The shift towards the Internet came late - too late. The hotel industry did not believe that this sales channel would grow so quickly. It is important to acknowledge one's mistakes and weaknesses in order to correct them. And if the OTAs have become so powerful, it is because hoteliers facilitated their entry into their business. Today, the question is not about how hoteliers may kick them out -because they are in our homes already- but about how we can still stop them from helping themselves to the fridge and putting their feet on the table. Who knows what the future holds? History has proven that monopolies are made and unmade and yesterday's dangerous predators fill the museums of Natural History. Let's not forget that the OTA channel is only one channel among many others, which only accounts on average for 10 to 15% of the total turnover of our hotels. We must certainly not neglect other channels which, overall, are much more significant.
Control of the digital economy is essential, but it is certainly not the only priority.
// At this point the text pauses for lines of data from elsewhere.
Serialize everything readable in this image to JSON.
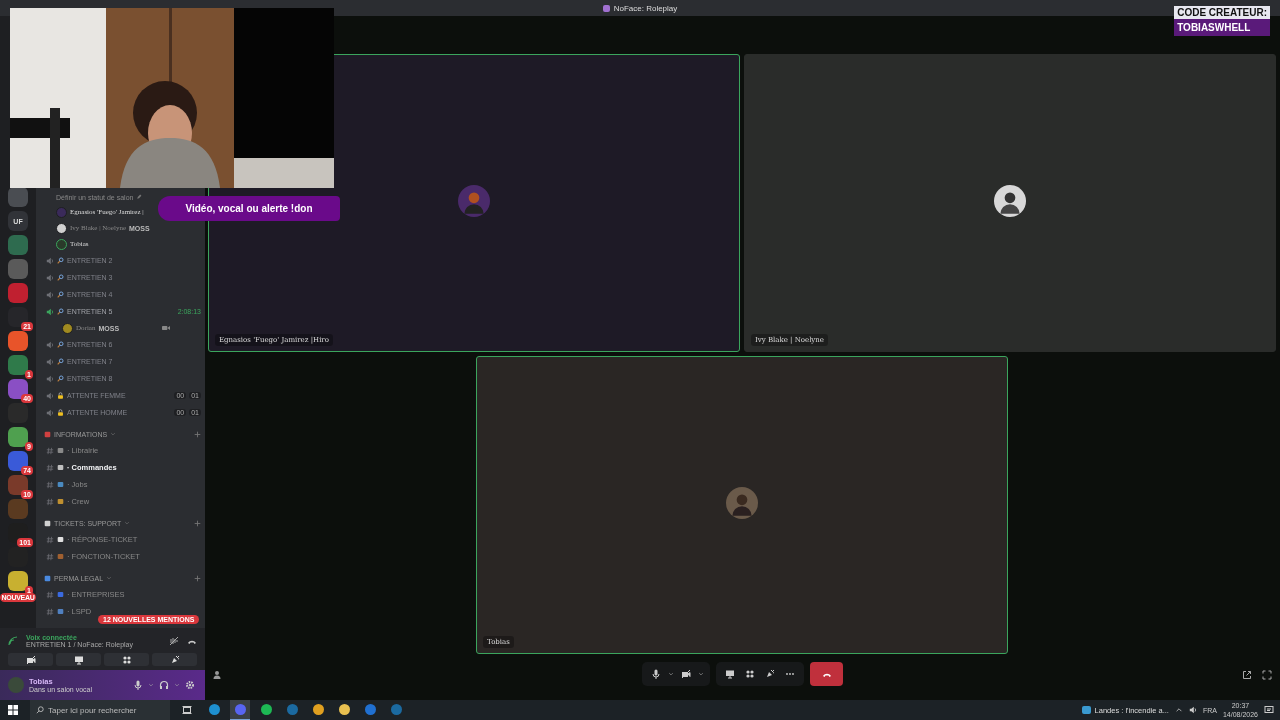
{
  "window": {
    "title": "NoFace: Roleplay"
  },
  "overlay": {
    "alert": "Vidéo, vocal ou alerte !don",
    "badge_line_1": "CODE CREATEUR:",
    "badge_line_2": "TOBIASWHELL"
  },
  "servers": [
    {
      "color": "#4a4d52"
    },
    {
      "color": "#313338",
      "label": "UF"
    },
    {
      "color": "#2e6b4f"
    },
    {
      "color": "#5a5a5a"
    },
    {
      "color": "#c02030"
    },
    {
      "color": "#26262a",
      "badge": "21"
    },
    {
      "color": "#e8542a"
    },
    {
      "color": "#2f7a4a",
      "badge": "1"
    },
    {
      "color": "#8a4fc4",
      "badge": "40"
    },
    {
      "color": "#2a2a2a"
    },
    {
      "color": "#4fa04f",
      "badge": "9"
    },
    {
      "color": "#3a5ad8",
      "badge": "74"
    },
    {
      "color": "#7a3a2a",
      "badge": "10"
    },
    {
      "color": "#5a3a20"
    },
    {
      "color": "#1e1e1e",
      "badge": "101"
    },
    {
      "color": "#222222"
    },
    {
      "color": "#c8b030",
      "badge": "1"
    }
  ],
  "new_server_label": "NOUVEAU",
  "channels": [
    {
      "kind": "hint",
      "name": "Définir un statut de salon"
    },
    {
      "kind": "member",
      "name": "Egnasios 'Fuego' Jamirez |",
      "speaking": false,
      "dimmed": false,
      "color": "#3a2a5a"
    },
    {
      "kind": "member",
      "name": "Ivy Blake | Noelyne",
      "tag": "MOSS",
      "speaking": false,
      "dimmed": true,
      "color": "#d0d0d0"
    },
    {
      "kind": "member",
      "name": "Tobias",
      "speaking": true,
      "dimmed": false,
      "color": "#2a3a2a"
    },
    {
      "kind": "voice",
      "name": "ENTRETIEN 2",
      "active": false,
      "locked": false
    },
    {
      "kind": "voice",
      "name": "ENTRETIEN 3",
      "active": false,
      "locked": false
    },
    {
      "kind": "voice",
      "name": "ENTRETIEN 4",
      "active": false,
      "locked": false
    },
    {
      "kind": "voice",
      "name": "ENTRETIEN 5",
      "active": true,
      "locked": false,
      "timer": "2:08:13"
    },
    {
      "kind": "member",
      "name": "Dorian",
      "tag": "MOSS",
      "speaking": false,
      "dimmed": true,
      "video": true,
      "color": "#a08a20"
    },
    {
      "kind": "voice",
      "name": "ENTRETIEN 6",
      "active": false,
      "locked": false
    },
    {
      "kind": "voice",
      "name": "ENTRETIEN 7",
      "active": false,
      "locked": false
    },
    {
      "kind": "voice",
      "name": "ENTRETIEN 8",
      "active": false,
      "locked": false
    },
    {
      "kind": "voice",
      "name": "ATTENTE FEMME",
      "active": false,
      "locked": true,
      "counts": [
        "00",
        "01"
      ]
    },
    {
      "kind": "voice",
      "name": "ATTENTE HOMME",
      "active": false,
      "locked": true,
      "counts": [
        "00",
        "01"
      ]
    },
    {
      "kind": "category",
      "name": "INFORMATIONS",
      "color": "#d04040"
    },
    {
      "kind": "text",
      "name": "· Librairie",
      "unread": false,
      "color": "#8a8a8a"
    },
    {
      "kind": "text",
      "name": "· Commandes",
      "unread": true,
      "color": "#c0c0c0"
    },
    {
      "kind": "text",
      "name": "· Jobs",
      "unread": false,
      "color": "#4a8ac0"
    },
    {
      "kind": "text",
      "name": "· Crew",
      "unread": false,
      "color": "#c09030"
    },
    {
      "kind": "category",
      "name": "TICKETS: SUPPORT",
      "color": "#d0d0d0"
    },
    {
      "kind": "text",
      "name": "· RÉPONSE-TICKET",
      "unread": false,
      "color": "#e0e0e0"
    },
    {
      "kind": "text",
      "name": "· FONCTION-TICKET",
      "unread": false,
      "color": "#a06030"
    },
    {
      "kind": "category",
      "name": "PERMA LEGAL",
      "color": "#4a8ae0"
    },
    {
      "kind": "text",
      "name": "· ENTREPRISES",
      "unread": false,
      "color": "#3a6ae0"
    },
    {
      "kind": "text",
      "name": "· LSPD",
      "unread": false,
      "color": "#5080c0"
    }
  ],
  "mentions": "12 NOUVELLES MENTIONS",
  "voice_panel": {
    "status": "Voix connectée",
    "channel": "ENTRETIEN 1 / NoFace: Roleplay"
  },
  "user_panel": {
    "name": "Tobias",
    "status": "Dans un salon vocal"
  },
  "tiles": [
    {
      "name": "Egnasios 'Fuego' Jamirez |Hiro",
      "speaking": true,
      "color": "#1e1a26"
    },
    {
      "name": "Ivy Blake | Noelyne",
      "speaking": false,
      "color": "#2a2c2a"
    },
    {
      "name": "Tobias",
      "speaking": true,
      "color": "#2a2624"
    }
  ],
  "taskbar": {
    "search": {
      "placeholder": "Taper ici pour rechercher"
    },
    "apps": [
      {
        "color": "#1e90d0",
        "selected": false
      },
      {
        "color": "#5865f2",
        "selected": true
      },
      {
        "color": "#1db954",
        "selected": false
      },
      {
        "color": "#1b6aa0",
        "selected": false
      },
      {
        "color": "#e0a020",
        "selected": false
      },
      {
        "color": "#e8c050",
        "selected": false
      },
      {
        "color": "#2070d0",
        "selected": false
      },
      {
        "color": "#1b6aa0",
        "selected": false
      }
    ],
    "news": "Landes : l'incendie a...",
    "language": "FRA",
    "time": "20:37",
    "date": "14/08/2026"
  }
}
The hospitality industry must highlight its strengths, reputation and content of its brands. It must regain control of its direct relationship with customers. To each his own business! It is not normal to leave reputational management to external stakeholders such as TripAdvisor. The credibility of this company has often been questioned, especially as it changes from its original role as a community sharing site to enter the business of reservations. There is really something wrong with that! CRM and the management of customer satisfaction are and shall remain the responsibility of the hotel!
I invite you to look at what is happening in other industries that have been disrupted by the arrival of online sales. The reaction of certain big brands should inspire you. Just look at the success of the new generation of boutiques that are unconvinced that intermediaries are essential. Nespresso, Apple, Nike, Adidas... and Sephora, among many others, have federated a real community around their brand and completely regained control of their distribution. These brands have been able to make their "Stores" showrooms of their expertise. They generated a genuine public through spatial planning, by scripting environments, the quality of the welcome, the competence of staff, the variety of services and especially the choice of a strategic location. They were able to give the point of sale the means to be efficient. Are we sure that we have done the same thing in our industry?
While location is one of the keys to success, it also depends on the hotel's urban or tourist environment. We are fortunate that the major gateway cities are affected by a lack of hotel development and regularly appear full. Will it always be so? The Asset Light policy has shown its success but also its limitations. While groups are now selling assets at a profit, it is because they were able to get them out of land when demand was growing rapidly. It is at these times that new concepts emerge. This is also part of our job!
You see, there is a long way to go and patterns of thought must change dramatically. First of all, closer cooperation will be required among the hoteliers themselves. While competition is part of our business, we also have a collective responsibility to catch the major shifts in our industry. Each year brings new upheaval. Yesterday, apartment rental between individuals was a marginal phenomenon, but the Internet has given it an industrial dimension. The market for commercial accommodation is unregulated and we cannot accept unequal rules of the game. It is imperative to implement fair practices.
Like Barack Obama, François Hollande expressed the will to make Tourism a national priority. The Minister of Tourism, Sylvia Pinel, organizer of the future National Conferences on Tourism, must put this will into practice.